FASB makes decision on qualitative going-concern disclosures

BY KEN TYSIAC

FASB decided Wednesday that it will not require qualitative disclosures about an entity’s ability to remain a going concern that would supplement the proposed quantitative disclosures about liquidity risks, according to a summary of board decisions posted on its website.

Earlier in the week, FASB also issued proposals on three EITF issues.

The basis for Wednesday’s decision was the belief that meeting users’ needs for additional information regarding an entity’s ability to remain a going concern would require a collaborative effort of FASB and other organizations that would be willing and able to provide the most effective solution.

FASB directed the staff to draft a Proposed Accounting Standards Update (ASU) on disclosures about liquidity risk and interest rate risk for vote by written ballot. The board decided that the exposure draft will have a 90-day comment period, will not propose an effective date, and will ask respondents to describe how much time they would need to implement the proposed amendments.

The board will propose that entities apply the new requirements prospectively with ongoing comparative disclosures after the period of initial adoption.

Ken Tysiac ( ktysiac@aicpa.org ) is a JofA senior editor.

More from the JofA:

 Find us on Facebook  |   Follow us on Twitter  |   View JofA videos

SPONSORED REPORT

Questions to ask before committing to the cloud

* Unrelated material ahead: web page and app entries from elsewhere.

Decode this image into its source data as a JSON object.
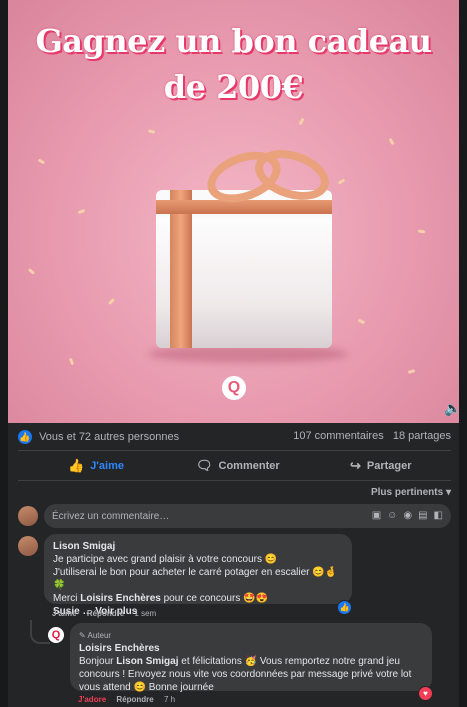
{
  "post": {
    "headline_line1": "Gagnez un bon cadeau",
    "headline_line2": "de 200€",
    "logo_glyph": "Q",
    "reactions_text": "Vous et 72 autres personnes",
    "comments_count": "107 commentaires",
    "shares_count": "18 partages"
  },
  "actions": {
    "like": "J'aime",
    "comment": "Commenter",
    "share": "Partager"
  },
  "sort": {
    "label": "Plus pertinents"
  },
  "composer": {
    "placeholder": "Écrivez un commentaire…"
  },
  "comments": [
    {
      "author": "Lison Smigaj",
      "line1": "Je participe avec grand plaisir à votre concours 😊",
      "line2": "J'utiliserai le bon pour acheter le carré potager en escalier 😊🤞🍀",
      "line3_prefix": "Merci",
      "line3_mention": "Loisirs Enchères",
      "line3_suffix": "pour ce concours 🤩😍",
      "line4_name": "Susie",
      "line4_more": "… Voir plus",
      "like_label": "J'aime",
      "reply_label": "Répondre",
      "time": "1 sem"
    }
  ],
  "reply": {
    "author_badge": "Auteur",
    "author": "Loisirs Enchères",
    "text_prefix": "Bonjour",
    "mention": "Lison Smigaj",
    "text_suffix": "et félicitations 🥳 Vous remportez notre grand jeu concours ! Envoyez nous vite vos coordonnées par message privé votre lot vous attend 😊 Bonne journée",
    "reaction_label": "J'adore",
    "reply_label": "Répondre",
    "time": "7 h"
  },
  "colors": {
    "accent": "#2d88ff",
    "love": "#f33e58",
    "background": "#242526"
  }
}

Cloud computing has its pros and cons. In this report, we answer common questions CPAs may have as they consider transitioning partially or fully to the cloud.

QUIZ

News quiz: IRS reopens an online service, but criticism endures

The IRS brings back the Get Transcript Online service, but the agency faces criticism for its handling of the aftermath of the event that led to the shutdown of the service. See how much you know about other recent news with this quiz.

CHECKLIST

Auditing risks in culture

Cultural flaws can seriously damage an organization. Here’s how internal auditors can reduce risks by embedding culture audits into existing audit programs.